Shusterman also shows, especially in the second book, how the culture has become highly sacrificial, with unwinding having become a way of life. The political advertising media pushes unwinding by encouraging a sense of entitlement not only to a new hand if the old is cut off, but of better, more athletic and better-looking body parts and a “brain-weave” to make one smarter. In Unwholly, a Frankenstein-like experiment has resulted in the creation of a “new” person out of unwound body parts. Sacrifice has created a sacrificial youth. Sacrifice of others has become an end in itself.

Abortion is a topic that many people have very strong opinions about. Even when one’s opinion is mixed, each part of the mix is powerful. The hazard of navigating such a severe debate is that of being so passionately sensitive to one potential victim as to harden one’s heart to others. The Judgment of Solomon and this series of novels is a solemn warning of the dangers of losing ourselves so deeply in conflict that we do not see the victims we create.  A violent situation such as the sacrificial system depicted here adds the problem of how to break the system without violence that creates more sacrificial victims. This growing problem is something Shusterman will be exploring in the subsequent volumes of the series.

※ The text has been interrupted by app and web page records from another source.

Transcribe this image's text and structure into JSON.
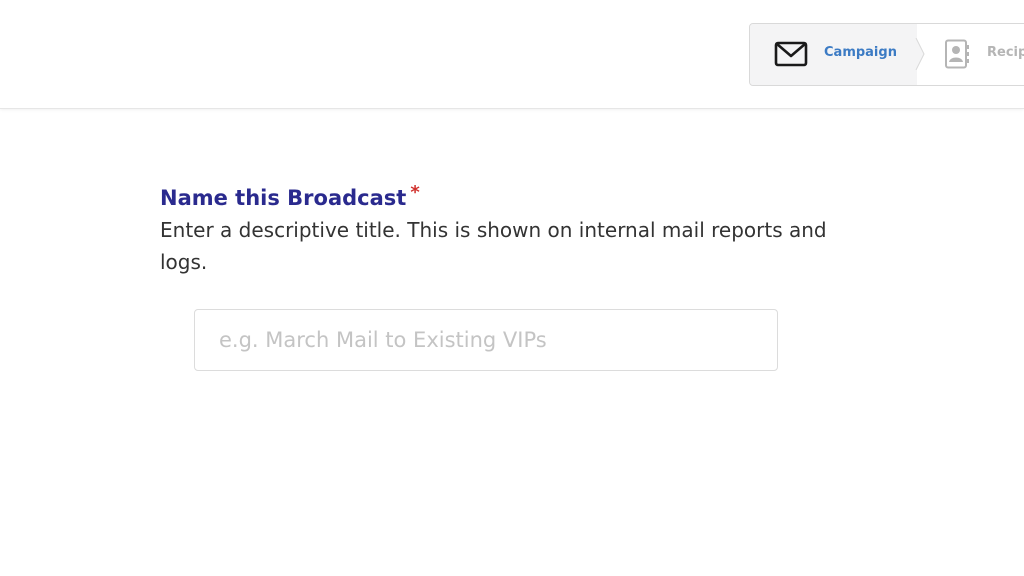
{
  "stepper": {
    "steps": [
      {
        "label": "Campaign",
        "icon": "envelope-icon",
        "active": true
      },
      {
        "label": "Recip",
        "icon": "contact-book-icon",
        "active": false
      }
    ],
    "active_color": "#3c7bc4",
    "inactive_color": "#b5b5b5"
  },
  "form": {
    "label": "Name this Broadcast",
    "required_mark": "*",
    "help": "Enter a descriptive title. This is shown on internal mail reports and logs.",
    "input": {
      "value": "",
      "placeholder": "e.g. March Mail to Existing VIPs"
    },
    "label_color": "#2a2a8e",
    "required_color": "#d0312d"
  }
}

A City Consumed with Buying and Selling

guesthouse1“If there was just one person who could show everyone there is another way. . . . If someone stood up in the middle of the city, with everyone watching, and did something that brought them nothing in return, and happiness to others . . . it might start something that couldn’t be stopped.”

These words are spoken by a 13-year-old girl in The Midnight Charter, the first volume of the Agora Trilogy by David Whitley. These words are a powerful statement of a positive use of mimetic desire (see Human See, Human Want). Lilly says these words in a city called Agora (Greek for market), a city where everything and everybody is bought and sold and all receipts are stored in the city bureaucracy. Even emotions can be bought and sold thanks to a strange technology developed for the purpose. A sort of capitalism gone mad. This shows how deep competitive mimetic desire can be, as René Girard demonstrates. (See Violence and the Kingdom of God.)

While Lilly starts to put her idea into practice by starting an almshouse, something unprecedented in the city, her friend Mark is consumed by a mimetic process that puts him at the pinnacle of the society while too young (thirteen) to realize how delusionary it was until it was too late. (See Ignominious Glory, Glorious Ignominy.)

The fortunes of these two protagonists and the powerful social forces that surround them are explored with ever-increasing depth in the second and third books of the trilogy. In Children of the Lost, Lilly and Mark, suddenly thrust out of Agora, enter a wilderness where the subconscious (the “Nightmare”) engulfs the villagers who live there. Well, the emotions bought and sold in Agora have to go somewhere. The nightmare shows itself most strongly in an act of collective violence, the end result of the denial of mimetic desire. In the midst of all this, Mark begins to really learn how to be a caring human being.

The final volume Canticle of Whispers brings the trilogy to a stunning conclusion. Here, we meet another society, this one living underground, that turns out to be a collective puppet for the fragmented desires of those who live above them until they are freed by Lilly and Mark. The mimetic process started by Lilly in Agora continues in her absence because other people have imitated her desire to help others. One of the greatest strengths of the series is that many characters who seem fairly insignificant emerge in unexpected ways to have great significance, sometimes for ill, sometimes for good.

This trilogy shows us that here are Y/A novels out there that can instruct young readers and older seasoned readers as well, into the depths of mimetic desire. I strongly urge anyone working with youth to take notice.